[Element data from apps and pages]
.....
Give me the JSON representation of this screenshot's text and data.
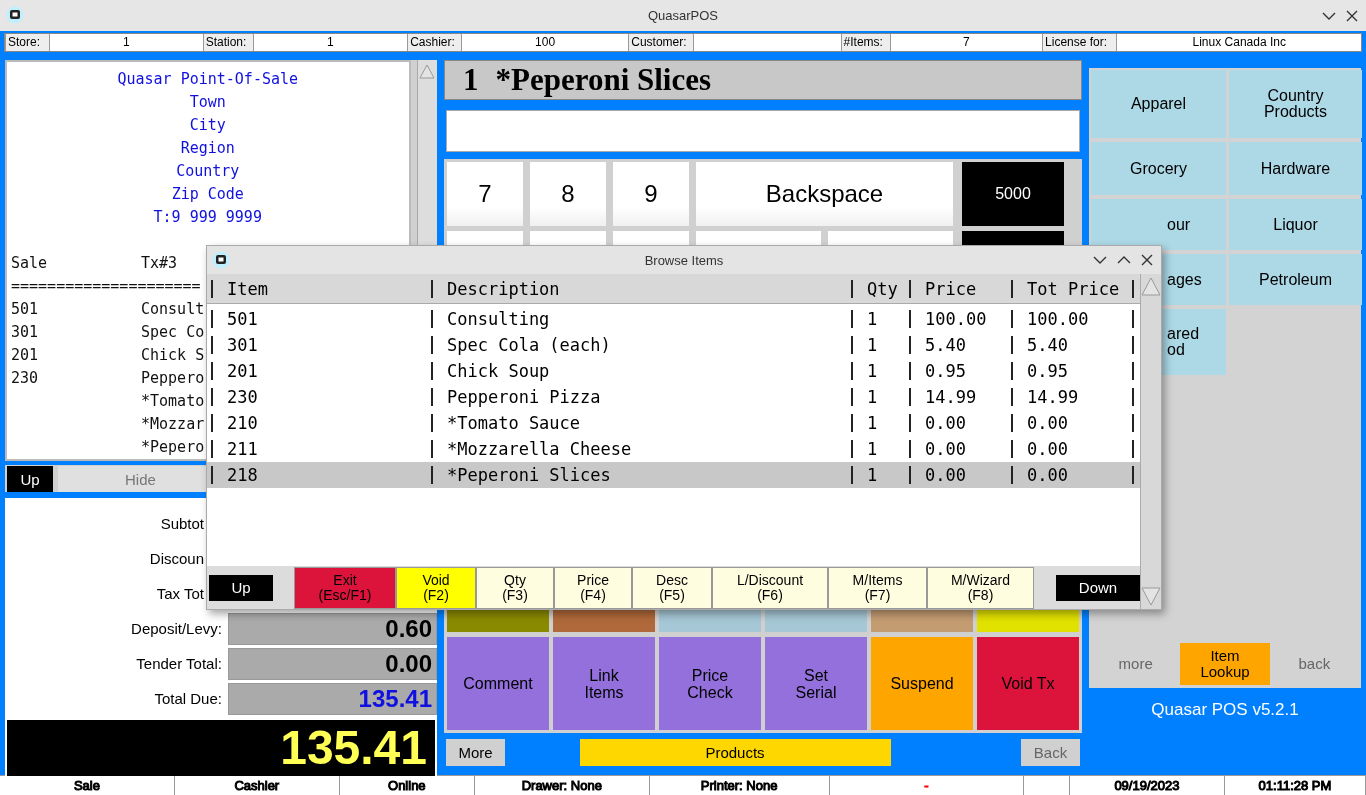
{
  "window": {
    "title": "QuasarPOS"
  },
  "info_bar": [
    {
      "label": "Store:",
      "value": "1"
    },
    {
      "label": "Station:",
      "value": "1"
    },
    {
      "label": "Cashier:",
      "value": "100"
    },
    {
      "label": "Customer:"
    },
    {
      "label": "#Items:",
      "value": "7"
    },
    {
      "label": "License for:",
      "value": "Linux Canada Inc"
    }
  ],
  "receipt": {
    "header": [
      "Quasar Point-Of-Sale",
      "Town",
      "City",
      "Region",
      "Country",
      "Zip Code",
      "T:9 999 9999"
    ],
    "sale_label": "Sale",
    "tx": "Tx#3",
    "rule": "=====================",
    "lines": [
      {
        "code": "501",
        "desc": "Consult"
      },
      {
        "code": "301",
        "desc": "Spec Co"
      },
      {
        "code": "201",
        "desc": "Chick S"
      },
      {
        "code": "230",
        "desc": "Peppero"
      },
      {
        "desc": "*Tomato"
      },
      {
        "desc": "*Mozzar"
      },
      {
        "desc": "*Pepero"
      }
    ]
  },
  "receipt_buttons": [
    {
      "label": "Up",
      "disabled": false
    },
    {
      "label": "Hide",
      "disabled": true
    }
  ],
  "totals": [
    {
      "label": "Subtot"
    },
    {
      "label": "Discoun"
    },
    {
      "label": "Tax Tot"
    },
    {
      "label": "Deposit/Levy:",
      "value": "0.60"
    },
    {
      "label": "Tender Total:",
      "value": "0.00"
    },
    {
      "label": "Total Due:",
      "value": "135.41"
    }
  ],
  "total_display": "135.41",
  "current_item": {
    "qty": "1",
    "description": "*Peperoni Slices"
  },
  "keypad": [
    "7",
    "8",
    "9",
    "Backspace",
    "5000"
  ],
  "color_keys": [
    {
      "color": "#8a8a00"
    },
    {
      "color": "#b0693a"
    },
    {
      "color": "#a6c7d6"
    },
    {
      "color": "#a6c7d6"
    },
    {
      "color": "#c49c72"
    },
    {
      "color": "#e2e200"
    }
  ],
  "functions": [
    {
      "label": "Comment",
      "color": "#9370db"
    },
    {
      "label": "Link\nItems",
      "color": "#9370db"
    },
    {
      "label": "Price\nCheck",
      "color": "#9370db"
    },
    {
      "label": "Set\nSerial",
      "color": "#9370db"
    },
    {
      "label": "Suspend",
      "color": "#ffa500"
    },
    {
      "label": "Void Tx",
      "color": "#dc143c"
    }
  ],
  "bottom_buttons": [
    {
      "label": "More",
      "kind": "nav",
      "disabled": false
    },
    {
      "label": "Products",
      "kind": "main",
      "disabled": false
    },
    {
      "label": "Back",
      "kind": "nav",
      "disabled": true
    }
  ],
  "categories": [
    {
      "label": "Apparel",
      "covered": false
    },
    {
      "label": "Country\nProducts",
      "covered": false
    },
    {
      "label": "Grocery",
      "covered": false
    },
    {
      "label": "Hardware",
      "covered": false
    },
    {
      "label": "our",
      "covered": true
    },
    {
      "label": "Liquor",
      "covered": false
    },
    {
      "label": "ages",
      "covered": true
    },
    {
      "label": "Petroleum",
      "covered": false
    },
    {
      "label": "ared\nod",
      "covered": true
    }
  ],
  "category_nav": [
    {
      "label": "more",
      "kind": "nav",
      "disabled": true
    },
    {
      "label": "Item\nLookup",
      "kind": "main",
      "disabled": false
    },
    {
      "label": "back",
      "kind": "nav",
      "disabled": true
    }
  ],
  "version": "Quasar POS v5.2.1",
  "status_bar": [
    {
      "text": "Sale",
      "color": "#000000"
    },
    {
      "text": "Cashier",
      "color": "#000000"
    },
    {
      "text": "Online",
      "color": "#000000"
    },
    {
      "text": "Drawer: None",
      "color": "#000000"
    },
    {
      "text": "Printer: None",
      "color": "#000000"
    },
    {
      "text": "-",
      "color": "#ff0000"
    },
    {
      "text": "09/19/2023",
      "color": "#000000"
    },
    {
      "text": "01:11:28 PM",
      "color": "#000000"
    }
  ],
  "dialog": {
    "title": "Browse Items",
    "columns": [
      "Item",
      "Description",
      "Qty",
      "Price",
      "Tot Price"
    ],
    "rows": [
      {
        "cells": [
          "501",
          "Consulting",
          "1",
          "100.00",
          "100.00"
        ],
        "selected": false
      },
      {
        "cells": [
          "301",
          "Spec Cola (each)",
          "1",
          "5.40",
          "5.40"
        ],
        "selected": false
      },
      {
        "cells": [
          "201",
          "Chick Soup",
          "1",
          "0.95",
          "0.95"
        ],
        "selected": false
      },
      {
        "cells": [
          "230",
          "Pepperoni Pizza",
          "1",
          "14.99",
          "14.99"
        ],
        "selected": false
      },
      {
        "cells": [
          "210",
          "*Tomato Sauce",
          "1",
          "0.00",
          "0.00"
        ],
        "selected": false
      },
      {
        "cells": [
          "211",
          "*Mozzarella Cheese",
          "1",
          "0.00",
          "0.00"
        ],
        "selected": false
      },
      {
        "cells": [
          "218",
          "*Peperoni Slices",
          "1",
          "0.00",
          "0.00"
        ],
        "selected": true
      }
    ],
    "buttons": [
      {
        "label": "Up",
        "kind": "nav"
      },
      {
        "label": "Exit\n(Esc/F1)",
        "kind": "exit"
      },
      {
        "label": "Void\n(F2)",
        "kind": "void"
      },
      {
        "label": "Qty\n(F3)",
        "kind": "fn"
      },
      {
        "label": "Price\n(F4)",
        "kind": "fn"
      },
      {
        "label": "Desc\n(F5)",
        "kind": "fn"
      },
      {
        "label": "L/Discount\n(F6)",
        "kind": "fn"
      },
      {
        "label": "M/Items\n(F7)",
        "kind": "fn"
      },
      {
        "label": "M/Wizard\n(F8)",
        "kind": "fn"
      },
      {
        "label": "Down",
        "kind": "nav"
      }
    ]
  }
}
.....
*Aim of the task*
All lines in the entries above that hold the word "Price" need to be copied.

*Exercise solution*
      "label": "Price\nCheck",
      "Price",
      "Tot Price"
        "label": "Price\n(F4)",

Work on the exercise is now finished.